*** Opening Source data ***

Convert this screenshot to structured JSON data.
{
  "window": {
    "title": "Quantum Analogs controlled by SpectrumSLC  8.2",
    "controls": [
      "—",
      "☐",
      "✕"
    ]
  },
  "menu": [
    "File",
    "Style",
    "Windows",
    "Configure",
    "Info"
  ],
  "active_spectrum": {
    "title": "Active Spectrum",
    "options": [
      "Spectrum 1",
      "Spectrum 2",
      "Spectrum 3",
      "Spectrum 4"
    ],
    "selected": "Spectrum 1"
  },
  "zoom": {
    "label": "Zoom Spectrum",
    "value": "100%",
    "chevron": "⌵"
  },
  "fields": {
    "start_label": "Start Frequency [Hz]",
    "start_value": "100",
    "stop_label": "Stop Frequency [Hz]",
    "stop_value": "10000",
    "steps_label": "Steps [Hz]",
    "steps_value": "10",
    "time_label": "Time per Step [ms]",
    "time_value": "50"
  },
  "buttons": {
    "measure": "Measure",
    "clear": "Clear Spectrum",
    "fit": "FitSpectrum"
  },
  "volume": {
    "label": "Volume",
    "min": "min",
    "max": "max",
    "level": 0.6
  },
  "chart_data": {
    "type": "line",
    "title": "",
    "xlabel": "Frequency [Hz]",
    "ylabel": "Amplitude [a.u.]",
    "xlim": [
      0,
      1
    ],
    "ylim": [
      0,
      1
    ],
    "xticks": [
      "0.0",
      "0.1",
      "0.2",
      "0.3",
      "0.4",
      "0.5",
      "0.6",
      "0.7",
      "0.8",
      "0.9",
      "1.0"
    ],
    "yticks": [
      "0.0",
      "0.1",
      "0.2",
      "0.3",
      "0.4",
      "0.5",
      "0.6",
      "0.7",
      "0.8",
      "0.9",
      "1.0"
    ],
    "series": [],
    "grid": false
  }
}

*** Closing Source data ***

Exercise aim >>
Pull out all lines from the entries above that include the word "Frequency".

Result below >>
    "start_label": "Start Frequency [Hz]",
    "stop_label": "Stop Frequency [Hz]",
    "xlabel": "Frequency [Hz]",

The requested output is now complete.